The American bison became our “national mammal” when President Obama signed the National Bison Legacy Act into law in 2016. The designation is appropriate, recognizing the parallel paths followed by this magnificent animal and the American approach to conservation.
The first Saturday in November has been recognized as National Bison Day since 2013. I’ve listed it on November 2 because—well, the history of conservation is a little light for this day.
But American bison aren’t light. They are heavy! The bison (Bison bison) is the largest land animal in North America. Males stand up to 6.5 feet tall at the hump on their shoulders and reach 12.5 feet in length; females are a bit smaller. Large males can weigh well over one ton. The front of the bison body is well insulated, with heavy fur and thick fat deposits, allowing it to withstand low temperatures, roaring winds and blizzard snows. In a seeming defiance of the weather, it faces into any storm—what better symbol for the American spirit!
In the 1500s, bison lived throughout North America, east to west and from Alaska to northern Mexico. Their large herds were synonymous with the Great Plains. As Walter Prescott Webb wrote in The Great Plains, “Historically the buffalo had more influence on man that all other Plains animals combined. It was life, food, raiment, and shelter to the Indians. The buffalo and the Plains Indians lived together, and together passed away.”
That passing away occurred in the Great Plains after the closing of the frontier in 1869, when railroads first reached in a continuous track from coast to coast. Bison hunting became big business. Techniques were developed for tanning bison skins into high-quality leather. Bison bones were identified as excellent raw materials for fine-bone china, and bones also were used in sugar refining and as mineral supplements in fertilizer. Bison meat was harvested to feed railroad-building crews, and massive amounts were wasted. From the comfort of luxury railroad cars, wealthy adventurers took up bison hunting. A railway engineer in 1873 said that one could walk 100 miles along the Santa Fe railroad by stepping from one bison carcass to the next, never touching the ground.
By 1883, the bison was nearly gone from the United States. The few remaining herds numbered only a hundred or so animals, and all existed only in protected areas like Yellowstone National Park. The loss of bison was dramatic, but the circumstance was being repeated for species after species. The Passenger Pigeon, once the most common bird on the continent, was gone from the wild. White-tailed deer and Wild Turkeys were similarly hunted to near extinction.
Many bills were introduced toward the end of the 19th Century to protect bison, at both state and federal levels. Few made it into law and those that did were mostly ignored. Bison, like other aspects of the environment, were low priorities to a country bent on conquering nature.
Things began to improve in 1900, when the federal government passed the Lacey Act. This law prohibits trade in fish, wildlife and plants across state lines if they have been illegally taken.
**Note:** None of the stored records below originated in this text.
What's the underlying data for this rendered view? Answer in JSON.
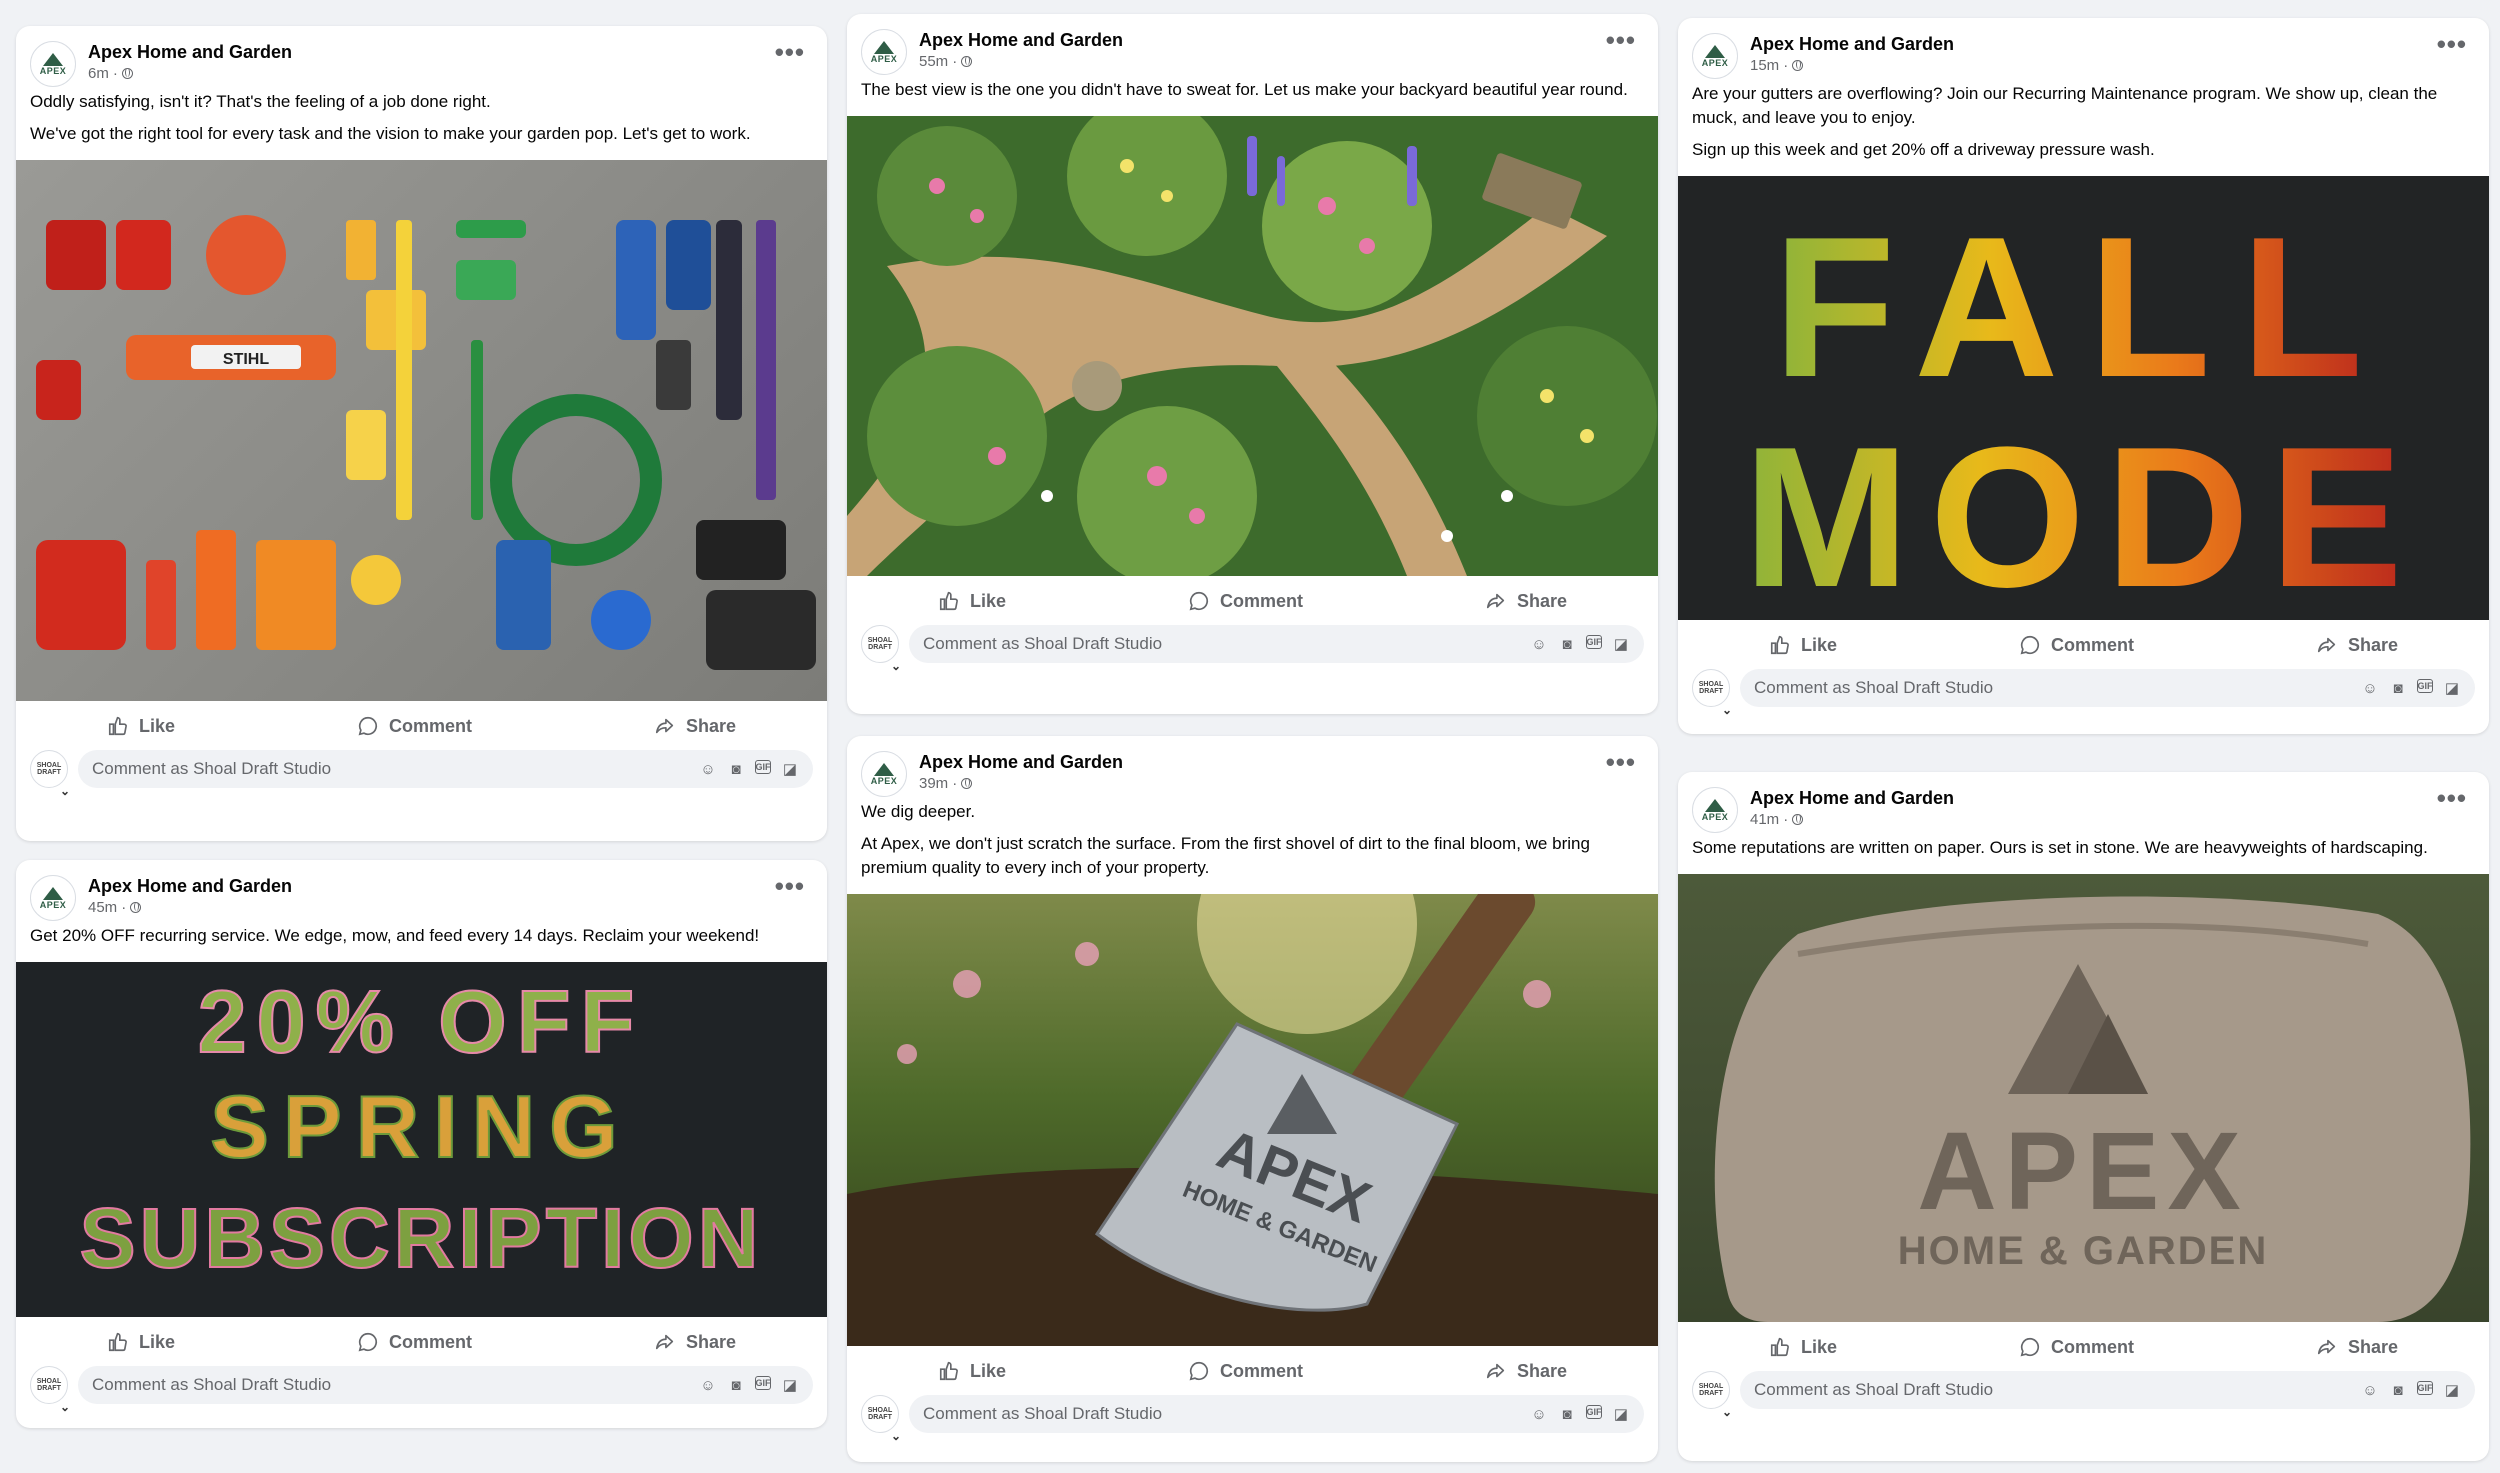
{
  "page_name": "Apex Home and Garden",
  "commenter_placeholder": "Comment as Shoal Draft Studio",
  "commenter_avatar_text": "SHOAL DRAFT",
  "avatar_logo_text": "APEX",
  "actions": {
    "like": "Like",
    "comment": "Comment",
    "share": "Share"
  },
  "posts": [
    {
      "time": "6m",
      "paragraphs": [
        "Oddly satisfying, isn't it? That's the feeling of a job done right.",
        "We've got the right tool for every task and the vision to make your garden pop. Let's get to work."
      ],
      "image_desc": "tools",
      "image_text": "STIHL"
    },
    {
      "time": "45m",
      "paragraphs": [
        "Get 20% OFF recurring service. We edge, mow, and feed every 14 days. Reclaim your weekend!"
      ],
      "image_desc": "leaf-letters",
      "image_text": [
        "20% OFF",
        "SPRING",
        "SUBSCRIPTION"
      ]
    },
    {
      "time": "55m",
      "paragraphs": [
        "The best view is the one you didn't have to sweat for. Let us make your backyard beautiful year round."
      ],
      "image_desc": "garden-path"
    },
    {
      "time": "39m",
      "paragraphs": [
        "We dig deeper.",
        "At Apex, we don't just scratch the surface. From the first shovel of dirt to the final bloom, we bring premium quality to every inch of your property."
      ],
      "image_desc": "shovel",
      "image_text": [
        "APEX",
        "HOME & GARDEN"
      ]
    },
    {
      "time": "15m",
      "paragraphs": [
        "Are your gutters are overflowing? Join our Recurring Maintenance program. We show up, clean the muck, and leave you to enjoy.",
        "Sign up this week and get 20% off a driveway pressure wash."
      ],
      "image_desc": "fall-mode",
      "image_text": [
        "FALL",
        "MODE"
      ]
    },
    {
      "time": "41m",
      "paragraphs": [
        "Some reputations are written on paper. Ours is set in stone. We are heavyweights of hardscaping."
      ],
      "image_desc": "stone",
      "image_text": [
        "APEX",
        "HOME & GARDEN"
      ]
    }
  ],
  "colors": {
    "bg": "#f0f2f5",
    "muted": "#65676b",
    "brand": "#2f5d46"
  }
}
When state laws began to make commercial harvest of wild animals illegal, the Lacey Act effectively ended market hunting.
And the good news, as we know, is that the American bison has made a dramatic recovery (and so have many other wild species). Today, about 20,000 wild bison live in the U.S. and Canada. Almost all are in protected areas like national parks and bison preserves. The IUCN Red List categorizes bison as “near threatened” (just one click above “least concern”) with stable populations, but dependent on the continued care of conservation organizations and government agencies. Moreover, about 160,000 bison now live on private farms, where they are raised for food and other products.
As the National Bison Legacy Act states, “Bison are considered a historical symbol of the United States; bison are integrally linked with the economic and spiritual lives of many Indian tribes…; bison can play an important role in improving the types of grasses found in landscapes to the benefit of grasslands”—and much more.
Govtrack. S. 2032 (114th):National Bison Legacy Act. Available at: https://www.govtrack.us/congress/bills/114/s2032/text. Accessed November 1, 2017.
IUCN. Bison bison. IUCN Red List. Available at: http://www.iucnredlist.org/details/2815/0. Accessed November 1, 2017.
National Bison Association. 2016. 2016 National Bison Day Declared. Available at: https://bisoncentral.com/press-release/2016-national-bison-day-declared/. Accessed November 1, 2017.
University of California-Berkeley. Buffalo Quotes. Available at: https://nature.berkeley.edu/departments/espm/env-hist/espm160/assignments/buffalo/buff_qts.htm. Accessed November 1, 2017.
U.S. Fish and Wildlife Service. Time Line of the American Bison. National Bison Range Wildlife Refuge Complex. Available at: https://www.fws.gov/bisonrange/timeline.htm. Accessed November 1, 2017.